A conversation with Herb Sendek

Herb Sendek entered the season hoping to lead his Arizona State squad to its first NCAA appearance since 2009 and second since 2003. With Jahii Carson returning and Penn State transfer Jermaine Marshall in the mix, it seemed feasible. An early Pac-12 slide, however, fostered doubts about that potential. But the Sun Devils have won six of their past seven games, including Friday’s 69-66 double-overtime win over No. 2 Arizona in Tempe on Friday. Sendek recently spoke with ESPN.com about his team’s recent surge.

Now that you’ve had a few hours to breathe and think about it, how did your program pull off that upset win over your archrivals on Friday?

Sendek: It was a very entertaining college basketball game. Over the course of 50 minutes, I don’t think either team had more than a six-point lead. The game was hard-fought. Obviously, the game could’ve gone either way. We were fortunate in the end for [Jordan Bachynski] to come up with the blocked shot and seal the win for us.

What does a win like that say about your program and its resilience?

Sendek: We’ve had a string of games like this lately. We’ve now played three overtime games. Even some of our other games that didn’t go into overtime were close and hard-fought. I think it’s just very reflective of how strong the conference is right now. It’s very competitive. On most nights, there’s not a lot of separation between teams.

How worried were you at the end of Friday’s game, when Carson hung on the rim and the crowd rushed the court before the game was over?

Sendek: To be honest with you, I didn’t know what had happened because I thought time had expired. ... I started to wonder, 'Why isn’t Arizona leaving the court?' Then the official finally grabbed me and told me what the situation was. It all happened in a matter of seconds. It just was like a blur. Before you knew it, there was [time] put back on the clock and we had to finish the game again.

You lost three of your first five Pac-12 games but you’ve won six of your past seven. What has been the key to this run?

Sendek: I think sometimes too much is made of those kinds of runs. Three of five we lost. ... Two of those were at UCLA and at Arizona. This time we played Arizona at home. I don’t get too caught up in stretches and the runs each game. ... I do think our team has continued to get better, and I would say everybody in our league has done the same.

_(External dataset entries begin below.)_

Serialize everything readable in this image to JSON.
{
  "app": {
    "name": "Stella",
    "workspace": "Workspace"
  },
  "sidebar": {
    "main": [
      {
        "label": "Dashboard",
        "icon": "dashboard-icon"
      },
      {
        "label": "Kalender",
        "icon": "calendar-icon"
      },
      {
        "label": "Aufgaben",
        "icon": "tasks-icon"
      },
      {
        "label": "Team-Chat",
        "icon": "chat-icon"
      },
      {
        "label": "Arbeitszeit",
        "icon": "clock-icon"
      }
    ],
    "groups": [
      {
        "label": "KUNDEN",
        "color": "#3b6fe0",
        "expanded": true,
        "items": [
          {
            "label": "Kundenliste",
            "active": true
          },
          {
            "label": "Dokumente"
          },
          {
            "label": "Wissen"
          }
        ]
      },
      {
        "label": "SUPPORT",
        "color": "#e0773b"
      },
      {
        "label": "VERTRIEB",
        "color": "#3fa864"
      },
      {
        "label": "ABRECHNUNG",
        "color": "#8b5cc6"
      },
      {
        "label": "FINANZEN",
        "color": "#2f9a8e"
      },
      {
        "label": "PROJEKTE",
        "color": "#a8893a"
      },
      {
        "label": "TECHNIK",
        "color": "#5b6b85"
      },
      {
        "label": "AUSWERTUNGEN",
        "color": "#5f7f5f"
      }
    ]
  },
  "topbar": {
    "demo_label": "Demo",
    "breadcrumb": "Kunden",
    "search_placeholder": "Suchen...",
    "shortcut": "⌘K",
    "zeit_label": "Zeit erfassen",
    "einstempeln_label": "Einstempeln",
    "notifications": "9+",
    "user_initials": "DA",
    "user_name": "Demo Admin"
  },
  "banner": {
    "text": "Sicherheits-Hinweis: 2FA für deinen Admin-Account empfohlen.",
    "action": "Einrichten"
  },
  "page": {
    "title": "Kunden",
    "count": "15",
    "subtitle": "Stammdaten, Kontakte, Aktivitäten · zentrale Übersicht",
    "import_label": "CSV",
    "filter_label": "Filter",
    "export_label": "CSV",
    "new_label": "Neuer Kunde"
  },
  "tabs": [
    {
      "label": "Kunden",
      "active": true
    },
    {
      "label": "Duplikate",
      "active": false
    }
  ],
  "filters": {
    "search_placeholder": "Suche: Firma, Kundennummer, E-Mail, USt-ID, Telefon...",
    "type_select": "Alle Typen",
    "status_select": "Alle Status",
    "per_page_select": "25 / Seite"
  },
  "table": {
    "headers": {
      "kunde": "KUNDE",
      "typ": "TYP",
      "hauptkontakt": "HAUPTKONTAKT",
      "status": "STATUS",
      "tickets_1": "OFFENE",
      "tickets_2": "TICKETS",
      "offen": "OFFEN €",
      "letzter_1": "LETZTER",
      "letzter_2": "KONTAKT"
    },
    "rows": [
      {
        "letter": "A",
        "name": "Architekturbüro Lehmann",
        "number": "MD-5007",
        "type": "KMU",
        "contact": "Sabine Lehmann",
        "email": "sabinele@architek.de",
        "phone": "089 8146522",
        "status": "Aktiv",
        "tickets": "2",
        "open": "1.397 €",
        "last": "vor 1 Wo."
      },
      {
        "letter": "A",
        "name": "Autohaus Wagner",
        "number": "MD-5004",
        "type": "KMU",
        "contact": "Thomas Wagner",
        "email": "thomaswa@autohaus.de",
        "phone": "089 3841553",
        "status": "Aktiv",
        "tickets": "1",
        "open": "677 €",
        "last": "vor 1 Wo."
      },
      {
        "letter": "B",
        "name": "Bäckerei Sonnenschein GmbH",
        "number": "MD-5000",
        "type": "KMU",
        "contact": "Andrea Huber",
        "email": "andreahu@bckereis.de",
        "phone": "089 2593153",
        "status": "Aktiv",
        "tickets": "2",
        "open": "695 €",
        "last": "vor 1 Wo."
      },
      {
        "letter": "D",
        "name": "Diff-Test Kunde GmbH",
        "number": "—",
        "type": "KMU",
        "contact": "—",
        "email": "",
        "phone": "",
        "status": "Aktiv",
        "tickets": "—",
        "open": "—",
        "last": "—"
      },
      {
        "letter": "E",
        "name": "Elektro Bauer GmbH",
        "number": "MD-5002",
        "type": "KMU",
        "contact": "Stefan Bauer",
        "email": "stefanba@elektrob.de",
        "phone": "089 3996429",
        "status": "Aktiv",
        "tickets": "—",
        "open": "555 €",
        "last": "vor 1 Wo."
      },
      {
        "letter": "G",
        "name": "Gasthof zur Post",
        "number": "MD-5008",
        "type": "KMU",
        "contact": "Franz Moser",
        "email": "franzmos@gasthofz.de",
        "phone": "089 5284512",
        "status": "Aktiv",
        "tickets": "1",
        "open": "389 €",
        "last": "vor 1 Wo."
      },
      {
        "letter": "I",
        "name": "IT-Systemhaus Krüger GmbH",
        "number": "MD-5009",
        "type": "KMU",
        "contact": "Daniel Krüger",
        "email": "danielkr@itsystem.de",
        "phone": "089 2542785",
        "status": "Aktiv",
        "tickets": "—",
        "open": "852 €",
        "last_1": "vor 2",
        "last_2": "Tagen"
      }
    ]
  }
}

How important is an NCAA tournament bid to this team?

Sendek: It’s important to our team. I think it’s the No. 1 goal that we have as players and coaches. We’ll give it our best shot for sure. Compared to other challenges that people have around the world, other sufferings that take place every day, I don’t know how important it is. But in the world of sports, our world, it’s our No. 1 goal right now.

How much pressure do you feel to add an NCAA tournament appearance to your resume?

Sendek: I guess it depends on how much control you want to give other people over your own feelings. I think a certain amount of pressure can be a good thing if it’s self-imposed. But to the extent that others apply pressure to you, I don’t know that that has any great value.

What has Marshall added to your program?

Sendek: He’s been terrific. Jermaine has made one big shot after another for us. He’s just brilliant down the home stretch of games, and I think he’s really added a level of maturity and bestowed great confidence on his teammates. He’s just been a phenomenal teammate for us -- certainly down the stretch of the Arizona game ... he made one big shot after another.